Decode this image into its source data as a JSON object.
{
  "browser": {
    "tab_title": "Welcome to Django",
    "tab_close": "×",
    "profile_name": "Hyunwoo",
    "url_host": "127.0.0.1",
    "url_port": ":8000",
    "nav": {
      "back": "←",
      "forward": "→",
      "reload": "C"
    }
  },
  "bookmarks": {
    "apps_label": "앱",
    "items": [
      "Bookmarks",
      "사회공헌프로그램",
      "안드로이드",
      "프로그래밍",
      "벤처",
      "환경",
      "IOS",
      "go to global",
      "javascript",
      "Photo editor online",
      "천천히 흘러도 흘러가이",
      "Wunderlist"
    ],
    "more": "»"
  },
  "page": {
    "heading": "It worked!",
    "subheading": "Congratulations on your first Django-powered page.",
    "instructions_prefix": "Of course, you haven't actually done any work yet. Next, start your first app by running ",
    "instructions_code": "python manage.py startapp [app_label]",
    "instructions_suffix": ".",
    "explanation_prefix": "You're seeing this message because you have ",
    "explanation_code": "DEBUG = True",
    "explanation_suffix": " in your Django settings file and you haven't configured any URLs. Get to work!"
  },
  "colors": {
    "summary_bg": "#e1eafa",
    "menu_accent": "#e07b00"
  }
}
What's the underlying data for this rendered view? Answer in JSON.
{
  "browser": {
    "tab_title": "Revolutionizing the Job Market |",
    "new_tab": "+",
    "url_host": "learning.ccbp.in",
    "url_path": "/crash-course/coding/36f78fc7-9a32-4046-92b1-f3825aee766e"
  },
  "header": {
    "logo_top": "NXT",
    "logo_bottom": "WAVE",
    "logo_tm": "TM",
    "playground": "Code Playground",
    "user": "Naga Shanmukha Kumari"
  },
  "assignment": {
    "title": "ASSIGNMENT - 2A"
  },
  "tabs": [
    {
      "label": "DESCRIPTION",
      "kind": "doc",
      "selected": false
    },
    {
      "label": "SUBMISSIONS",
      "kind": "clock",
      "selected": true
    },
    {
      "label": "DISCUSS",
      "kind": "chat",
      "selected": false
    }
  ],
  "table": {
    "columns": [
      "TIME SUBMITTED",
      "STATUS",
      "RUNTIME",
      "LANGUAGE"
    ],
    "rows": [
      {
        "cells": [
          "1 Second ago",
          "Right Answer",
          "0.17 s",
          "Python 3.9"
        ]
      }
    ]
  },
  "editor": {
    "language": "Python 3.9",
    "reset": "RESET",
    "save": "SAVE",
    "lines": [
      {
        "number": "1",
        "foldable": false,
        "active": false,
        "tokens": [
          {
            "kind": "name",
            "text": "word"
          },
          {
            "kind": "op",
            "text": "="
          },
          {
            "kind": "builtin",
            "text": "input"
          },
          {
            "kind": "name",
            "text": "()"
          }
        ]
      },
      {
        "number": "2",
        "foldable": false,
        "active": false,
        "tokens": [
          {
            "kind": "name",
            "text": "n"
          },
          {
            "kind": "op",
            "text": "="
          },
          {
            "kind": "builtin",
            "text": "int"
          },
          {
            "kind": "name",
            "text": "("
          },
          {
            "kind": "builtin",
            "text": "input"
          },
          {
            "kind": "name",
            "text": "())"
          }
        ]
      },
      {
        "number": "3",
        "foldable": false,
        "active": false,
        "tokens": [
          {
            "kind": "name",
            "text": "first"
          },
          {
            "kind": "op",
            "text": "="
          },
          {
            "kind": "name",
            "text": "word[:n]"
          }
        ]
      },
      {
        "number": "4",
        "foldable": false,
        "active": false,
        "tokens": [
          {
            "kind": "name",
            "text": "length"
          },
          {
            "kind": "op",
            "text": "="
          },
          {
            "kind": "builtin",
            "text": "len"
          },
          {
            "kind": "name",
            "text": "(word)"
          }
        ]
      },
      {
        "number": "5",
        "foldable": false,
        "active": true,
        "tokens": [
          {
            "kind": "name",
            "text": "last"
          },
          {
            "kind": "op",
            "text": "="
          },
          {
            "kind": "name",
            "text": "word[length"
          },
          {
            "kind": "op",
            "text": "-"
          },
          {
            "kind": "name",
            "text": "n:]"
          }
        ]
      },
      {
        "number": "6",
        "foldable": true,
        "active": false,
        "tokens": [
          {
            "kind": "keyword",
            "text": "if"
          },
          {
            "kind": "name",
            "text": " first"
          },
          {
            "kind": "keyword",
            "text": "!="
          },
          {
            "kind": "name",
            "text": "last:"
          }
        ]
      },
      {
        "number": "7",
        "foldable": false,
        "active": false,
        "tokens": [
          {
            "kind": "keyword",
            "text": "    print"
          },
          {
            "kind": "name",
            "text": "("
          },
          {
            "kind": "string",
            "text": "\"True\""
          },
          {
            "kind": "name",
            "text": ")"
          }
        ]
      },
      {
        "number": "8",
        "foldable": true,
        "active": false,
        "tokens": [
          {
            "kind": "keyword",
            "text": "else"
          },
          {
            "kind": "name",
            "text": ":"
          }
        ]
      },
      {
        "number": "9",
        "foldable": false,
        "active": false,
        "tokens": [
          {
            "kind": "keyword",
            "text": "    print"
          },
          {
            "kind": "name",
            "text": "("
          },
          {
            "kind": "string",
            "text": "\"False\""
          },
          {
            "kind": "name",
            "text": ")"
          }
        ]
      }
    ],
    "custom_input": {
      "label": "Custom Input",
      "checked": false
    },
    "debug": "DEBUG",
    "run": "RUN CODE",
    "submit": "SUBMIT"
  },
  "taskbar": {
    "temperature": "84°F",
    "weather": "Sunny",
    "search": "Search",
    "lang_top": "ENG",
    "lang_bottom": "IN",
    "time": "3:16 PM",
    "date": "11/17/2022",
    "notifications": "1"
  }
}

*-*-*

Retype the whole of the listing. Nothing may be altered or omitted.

Decode this image into its source data as a JSON object.
{
  "browser": {
    "tab_title": "Welcome to Django",
    "tab_close": "×",
    "profile_name": "Hyunwoo",
    "url_host": "127.0.0.1",
    "url_port": ":8000",
    "nav": {
      "back": "←",
      "forward": "→",
      "reload": "C"
    }
  },
  "bookmarks": {
    "apps_label": "앱",
    "items": [
      "Bookmarks",
      "사회공헌프로그램",
      "안드로이드",
      "프로그래밍",
      "벤처",
      "환경",
      "IOS",
      "go to global",
      "javascript",
      "Photo editor online",
      "천천히 흘러도 흘러가이",
      "Wunderlist"
    ],
    "more": "»"
  },
  "page": {
    "heading": "It worked!",
    "subheading": "Congratulations on your first Django-powered page.",
    "instructions_prefix": "Of course, you haven't actually done any work yet. Next, start your first app by running ",
    "instructions_code": "python manage.py startapp [app_label]",
    "instructions_suffix": ".",
    "explanation_prefix": "You're seeing this message because you have ",
    "explanation_code": "DEBUG = True",
    "explanation_suffix": " in your Django settings file and you haven't configured any URLs. Get to work!"
  },
  "colors": {
    "summary_bg": "#e1eafa",
    "menu_accent": "#e07b00"
  }
}
What's the underlying data for this rendered view? Answer in JSON.
{
  "browser": {
    "tab_title": "Revolutionizing the Job Market |",
    "new_tab": "+",
    "url_host": "learning.ccbp.in",
    "url_path": "/crash-course/coding/36f78fc7-9a32-4046-92b1-f3825aee766e"
  },
  "header": {
    "logo_top": "NXT",
    "logo_bottom": "WAVE",
    "logo_tm": "TM",
    "playground": "Code Playground",
    "user": "Naga Shanmukha Kumari"
  },
  "assignment": {
    "title": "ASSIGNMENT - 2A"
  },
  "tabs": [
    {
      "label": "DESCRIPTION",
      "kind": "doc",
      "selected": false
    },
    {
      "label": "SUBMISSIONS",
      "kind": "clock",
      "selected": true
    },
    {
      "label": "DISCUSS",
      "kind": "chat",
      "selected": false
    }
  ],
  "table": {
    "columns": [
      "TIME SUBMITTED",
      "STATUS",
      "RUNTIME",
      "LANGUAGE"
    ],
    "rows": [
      {
        "cells": [
          "1 Second ago",
          "Right Answer",
          "0.17 s",
          "Python 3.9"
        ]
      }
    ]
  },
  "editor": {
    "language": "Python 3.9",
    "reset": "RESET",
    "save": "SAVE",
    "lines": [
      {
        "number": "1",
        "foldable": false,
        "active": false,
        "tokens": [
          {
            "kind": "name",
            "text": "word"
          },
          {
            "kind": "op",
            "text": "="
          },
          {
            "kind": "builtin",
            "text": "input"
          },
          {
            "kind": "name",
            "text": "()"
          }
        ]
      },
      {
        "number": "2",
        "foldable": false,
        "active": false,
        "tokens": [
          {
            "kind": "name",
            "text": "n"
          },
          {
            "kind": "op",
            "text": "="
          },
          {
            "kind": "builtin",
            "text": "int"
          },
          {
            "kind": "name",
            "text": "("
          },
          {
            "kind": "builtin",
            "text": "input"
          },
          {
            "kind": "name",
            "text": "())"
          }
        ]
      },
      {
        "number": "3",
        "foldable": false,
        "active": false,
        "tokens": [
          {
            "kind": "name",
            "text": "first"
          },
          {
            "kind": "op",
            "text": "="
          },
          {
            "kind": "name",
            "text": "word[:n]"
          }
        ]
      },
      {
        "number": "4",
        "foldable": false,
        "active": false,
        "tokens": [
          {
            "kind": "name",
            "text": "length"
          },
          {
            "kind": "op",
            "text": "="
          },
          {
            "kind": "builtin",
            "text": "len"
          },
          {
            "kind": "name",
            "text": "(word)"
          }
        ]
      },
      {
        "number": "5",
        "foldable": false,
        "active": true,
        "tokens": [
          {
            "kind": "name",
            "text": "last"
          },
          {
            "kind": "op",
            "text": "="
          },
          {
            "kind": "name",
            "text": "word[length"
          },
          {
            "kind": "op",
            "text": "-"
          },
          {
            "kind": "name",
            "text": "n:]"
          }
        ]
      },
      {
        "number": "6",
        "foldable": true,
        "active": false,
        "tokens": [
          {
            "kind": "keyword",
            "text": "if"
          },
          {
            "kind": "name",
            "text": " first"
          },
          {
            "kind": "keyword",
            "text": "!="
          },
          {
            "kind": "name",
            "text": "last:"
          }
        ]
      },
      {
        "number": "7",
        "foldable": false,
        "active": false,
        "tokens": [
          {
            "kind": "keyword",
            "text": "    print"
          },
          {
            "kind": "name",
            "text": "("
          },
          {
            "kind": "string",
            "text": "\"True\""
          },
          {
            "kind": "name",
            "text": ")"
          }
        ]
      },
      {
        "number": "8",
        "foldable": true,
        "active": false,
        "tokens": [
          {
            "kind": "keyword",
            "text": "else"
          },
          {
            "kind": "name",
            "text": ":"
          }
        ]
      },
      {
        "number": "9",
        "foldable": false,
        "active": false,
        "tokens": [
          {
            "kind": "keyword",
            "text": "    print"
          },
          {
            "kind": "name",
            "text": "("
          },
          {
            "kind": "string",
            "text": "\"False\""
          },
          {
            "kind": "name",
            "text": ")"
          }
        ]
      }
    ],
    "custom_input": {
      "label": "Custom Input",
      "checked": false
    },
    "debug": "DEBUG",
    "run": "RUN CODE",
    "submit": "SUBMIT"
  },
  "taskbar": {
    "temperature": "84°F",
    "weather": "Sunny",
    "search": "Search",
    "lang_top": "ENG",
    "lang_bottom": "IN",
    "time": "3:16 PM",
    "date": "11/17/2022",
    "notifications": "1"
  }
}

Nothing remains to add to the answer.